“What I learned about preaching in 53 years is to look at people’s eyes,” he said Sunday. “Sometimes the shades will slam shut. … Shades came down when we talked about Iraq.”

Wright now travels the world lecturing and preaching.

In early July, Wright led a tour to Egypt. Later in the month, he traveled to Africa, according to his blog, and visited Ghana, Togo and Benin as part of an annual study tour that exposes “African-Americans to the cultures, the histories and the stories of African people on the continent of Africa and African people who live in diaspora.” He is scheduled to lead another tour in December to South Africa.

His bio on his website does not mention Obama, but he still addresses political issues. In a blog post on July 13, he wrote about receiving an honorary doctorate by the Starr King School of Ministry in Berkeley, California, last year. He received it along with author and journalist Chris Hedges.
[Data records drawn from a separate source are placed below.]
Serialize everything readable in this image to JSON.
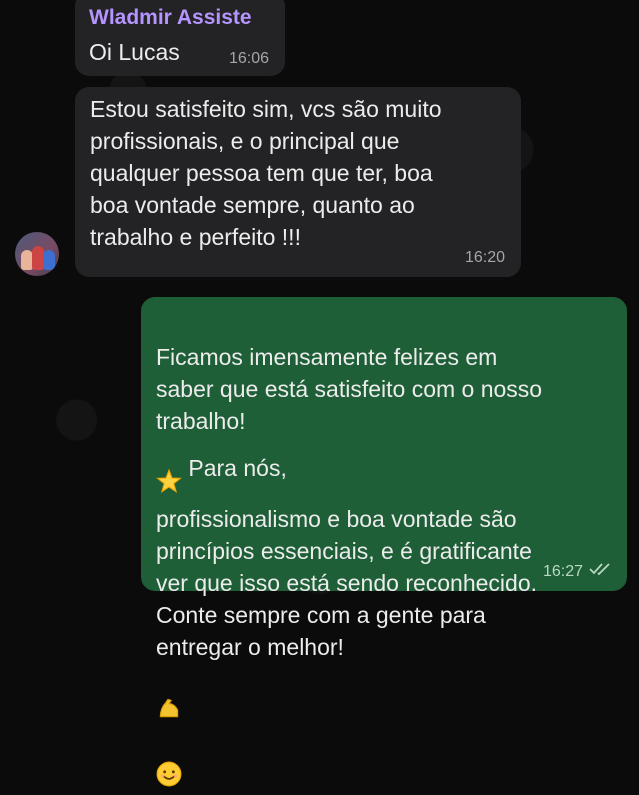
{
  "messages": [
    {
      "sender": "Wladmir Assiste",
      "text": "Oi Lucas",
      "time": "16:06"
    },
    {
      "text": "Estou satisfeito sim, vcs são muito\nprofissionais, e o principal que\nqualquer  pessoa tem que ter, boa\nboa vontade sempre, quanto ao\ntrabalho e perfeito !!!",
      "time": "16:20",
      "avatar_icon": "contact-avatar"
    },
    {
      "text_part1": "Ficamos imensamente felizes em\nsaber que está satisfeito com o nosso\ntrabalho!",
      "emoji_star": "star-emoji",
      "text_part2": " Para nós,\nprofissionalismo e boa vontade são\nprincípios essenciais, e é gratificante\nver que isso está sendo reconhecido.\nConte sempre com a gente para\nentregar o melhor!",
      "emoji_end": [
        "flexed-biceps-emoji",
        "smiling-face-emoji"
      ],
      "time": "16:27",
      "status_icon": "double-check-icon"
    }
  ],
  "colors": {
    "incoming_bubble": "#232326",
    "outgoing_bubble": "#1f5f38",
    "sender_name": "#b594ff",
    "background": "#0b0b0b"
  }
}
“I found him to be a man you can trust and I find all of his writings to be works that challenge you, make you think and cause you to ‘hear the voice of God’ in a new and exciting way,” Wright wrote about Hedges in July.

Wright followed with a post by Hedges titled “Obama’s Health Care Bill Is Enough to Make You Sick” from truthdig.com.

In Little Rock, Wright closed with a prayer: “When He needs me, I will follow. He will lead you in some places you don’t feel comfortable. … You are not alone.”

Written by suziparker1313

March 8, 2011 at 8:41 pm